Breaking News
More () »

NYS gun law revises ammunition sales process

Local retailers are well aware of some customer frustration since New York is now requiring them to record information about any ammo purchases.

BUFFALO, N.Y. — With New York State's new gun laws taking effect last week, there's still plenty of confusion about some of the changes now on the books for gun dealers and their customers. And that includes the updated requirements for the sale of ammunition.

As Dean Adamski checks his shelves of ammunition for sale at his DD's Ranch firearms store in Alden, he is well aware of some customer frustration since the state of New York is now requiring him under the new law to record information about any ammo purchases. That includes not just the customer's name, address, date of birth, and type and quantity of ammunition, but also their occupation.

RELATED: New gun legislation impacts ammunition sales

"People question, like, why do you need my driver's license for ammo?" Adamski said. "I'm 70 years old, and why are you taking all this information? So, I mean, people are apprehensive about it. I mean, most people understand it. You know it's not me, it's the state. But you know there are some people that are just they don't know why, it's so absurd to them."

And there are some quirks now, such as getting ammunition for shotguns and rifles that do not require owner permits unless they are semi-automatic weapons.

"Any ammunition including anything, shotgun, yeah the same process," Adamski said. "You got to take all the information down. How much ammo they bought, what they bought, caliber, gauge.

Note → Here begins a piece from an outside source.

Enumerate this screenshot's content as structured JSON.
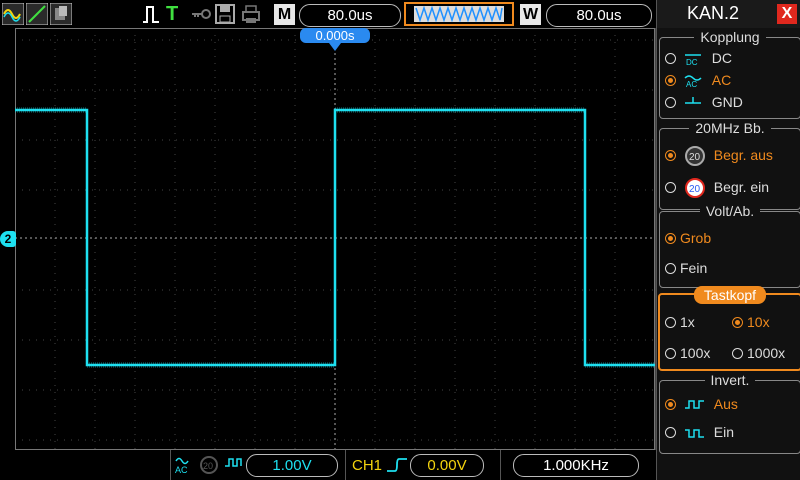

Whatever it is, all the information has to be taken, no matter if its shotgun, rifle, anything."

Adamski estimates that ammunition purchases represent about 20 to 30 percent of his business. And while some types have been hard to get with apparent manufacturer supply chain issues, he is also worried that come next September of 2023 the state, once it actually pays for a workable database system, will start requiring a background check for people purchasing ammunition.

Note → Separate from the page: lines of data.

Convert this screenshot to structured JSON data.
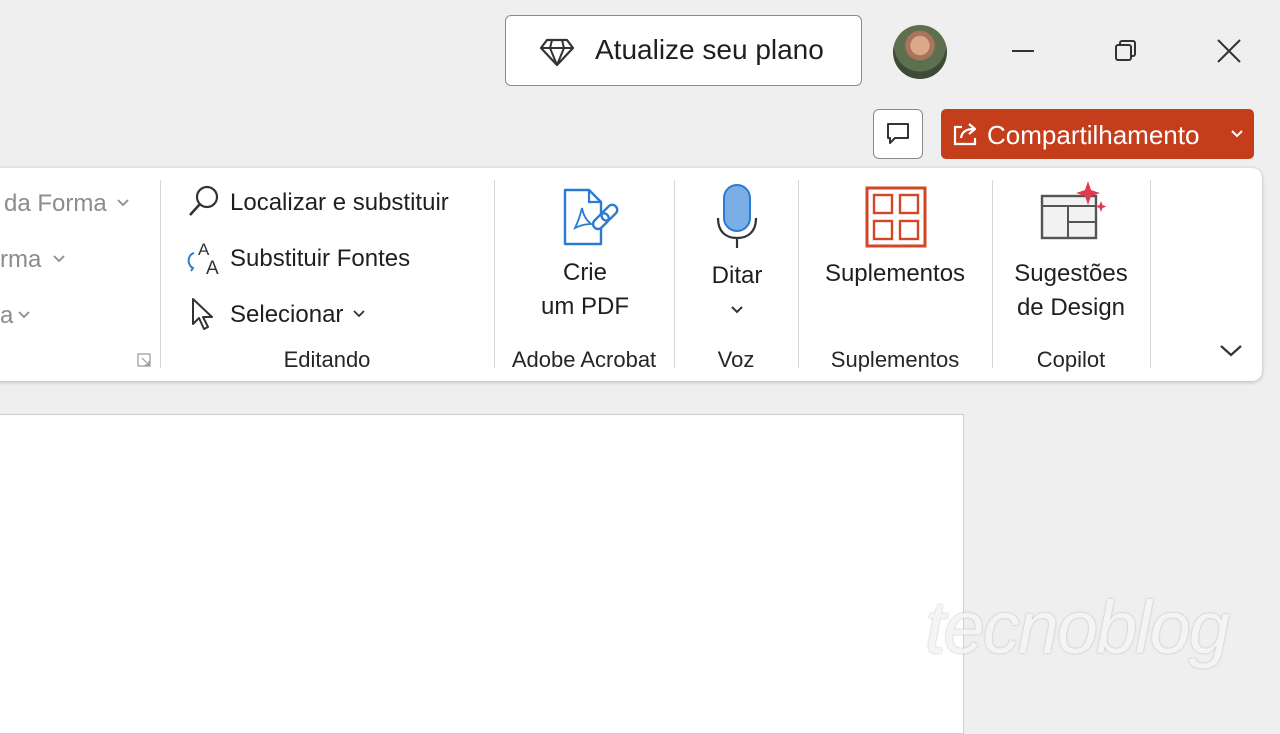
{
  "titlebar": {
    "upgrade_label": "Atualize seu plano",
    "share_label": "Compartilhamento",
    "share_color": "#c43e1c"
  },
  "ribbon": {
    "left_partial": {
      "item1": "da Forma",
      "item2": "rma",
      "item3": "a"
    },
    "editing": {
      "find_replace": "Localizar e substituir",
      "replace_fonts": "Substituir Fontes",
      "select": "Selecionar",
      "group_label": "Editando"
    },
    "acrobat": {
      "line1": "Crie",
      "line2": "um PDF",
      "group_label": "Adobe Acrobat"
    },
    "voice": {
      "dictate": "Ditar",
      "group_label": "Voz"
    },
    "addins": {
      "button": "Suplementos",
      "group_label": "Suplementos"
    },
    "copilot": {
      "line1": "Sugestões",
      "line2": "de Design",
      "group_label": "Copilot"
    },
    "accent_color": "#d24726"
  },
  "watermark": "tecnoblog",
  "icons": [
    "diamond-icon",
    "minimize-icon",
    "restore-icon",
    "close-icon",
    "comment-icon",
    "share-icon",
    "search-icon",
    "replace-fonts-icon",
    "cursor-icon",
    "pdf-link-icon",
    "microphone-icon",
    "addins-grid-icon",
    "design-ideas-icon",
    "expand-ribbon-icon",
    "dialog-launcher-icon"
  ]
}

He is also concerned it may have some kinks for gun dealers just like when the National Instant Criminal Background Check System for gun purchases went into effect in 1998.

"Hunting season comes up, you know people are going to have to deal with the current rules if they want their ammo. We have to take their information. What scares me more is hunting season next year, there's a background check system," Adamski said.   

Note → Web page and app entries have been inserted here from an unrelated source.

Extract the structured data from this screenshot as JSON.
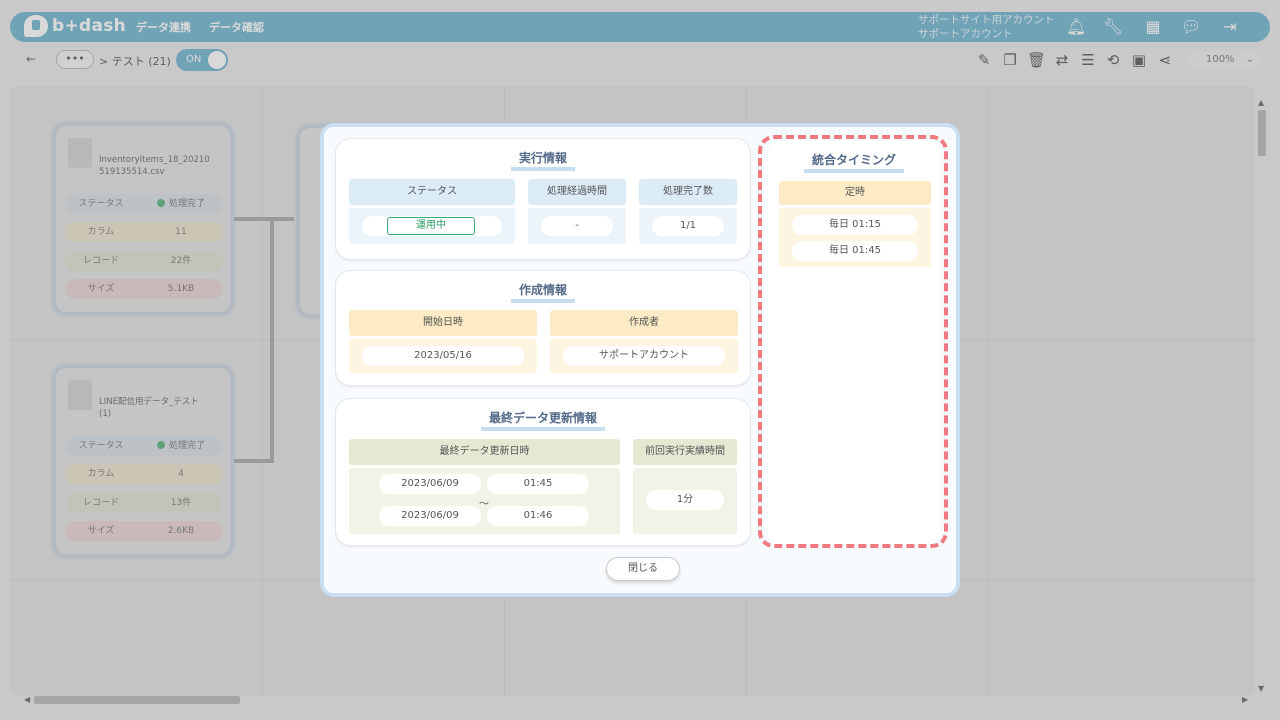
{
  "app": {
    "brand": "b+dash",
    "nav": [
      "データ連携",
      "データ確認"
    ],
    "account_line1": "サポートサイト用アカウント",
    "account_line2": "サポートアカウント"
  },
  "toolbar": {
    "back_icon": "arrow-left-icon",
    "crumb_more": "•••",
    "breadcrumb": "> テスト (21)",
    "toggle": "ON",
    "zoom": "100%"
  },
  "nodes": [
    {
      "name_line1": "InventoryItems_18_20210",
      "name_line2": "519135514.csv",
      "rows": [
        {
          "k": "ステータス",
          "v": "処理完了"
        },
        {
          "k": "カラム",
          "v": "11"
        },
        {
          "k": "レコード",
          "v": "22件"
        },
        {
          "k": "サイズ",
          "v": "5.1KB"
        }
      ]
    },
    {
      "name_line1": "LINE配信用データ_テスト",
      "name_line2": "(1)",
      "rows": [
        {
          "k": "ステータス",
          "v": "処理完了"
        },
        {
          "k": "カラム",
          "v": "4"
        },
        {
          "k": "レコード",
          "v": "13件"
        },
        {
          "k": "サイズ",
          "v": "2.6KB"
        }
      ]
    }
  ],
  "modal": {
    "exec": {
      "title": "実行情報",
      "headers": [
        "ステータス",
        "処理経過時間",
        "処理完了数"
      ],
      "status": "運用中",
      "elapsed": "-",
      "count": "1/1"
    },
    "create": {
      "title": "作成情報",
      "headers": [
        "開始日時",
        "作成者"
      ],
      "start": "2023/05/16",
      "creator": "サポートアカウント"
    },
    "last": {
      "title": "最終データ更新情報",
      "headers": [
        "最終データ更新日時",
        "前回実行実績時間"
      ],
      "from_date": "2023/06/09",
      "from_time": "01:45",
      "tilde": "～",
      "to_date": "2023/06/09",
      "to_time": "01:46",
      "duration": "1分"
    },
    "timing": {
      "title": "統合タイミング",
      "header": "定時",
      "items": [
        "毎日 01:15",
        "毎日 01:45"
      ]
    },
    "close": "閉じる"
  },
  "colors": {
    "brand": "#6fb4d0",
    "highlight": "#f07880",
    "status_green": "#3bab73"
  }
}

He added: "How is the system going to work? Is it going to be if they can't determine right there, do they put them on hold? Do they deny? Is it going to cancel out a sale? Are people going to get aggravated? Or are people just going to go to Pennsylvania? Because it's certainly not illegal to go to another state. We're close enough to buy their ammunition. It's definitely not going to help. I agree on background checks with the guns, OK, but ammunition, that's getting pretty invasive."

Here is one additional point on ammunition. Adamski says starting in December under state business law, gun dealers will have to keep their ammunition for sale in locked display cabinets.  

One thing we did clarify with the Erie and Niagara county clerks: if someone has a current pistol permit they can now still purchase a semi-automatic rifle, which can be listed on an attached now-available amendment form to that existing pistol permit. 

If someone does not have a pistol permit and wants to buy a semi-automatic rifle with the also new 21-year-old age requirement, then they have to go through the permitting process.   

Adamski says he and other gun dealers are somewhat frustrated, as county clerks were last week, in that they felt the state was late putting out information on all the changes and they had to track it down on the state's website or interpret the new requirements best they could with questions that came up.

The state Division of Criminal Justice referred us to the listed website for gun law changes. 

Also they suggest another website for hunting-related questions through the DEC. 

And finally for gun dealers they do point out there is a direct line with the New York State Police at 855-LAW-GUNS.  


Before You Leave, Check This Out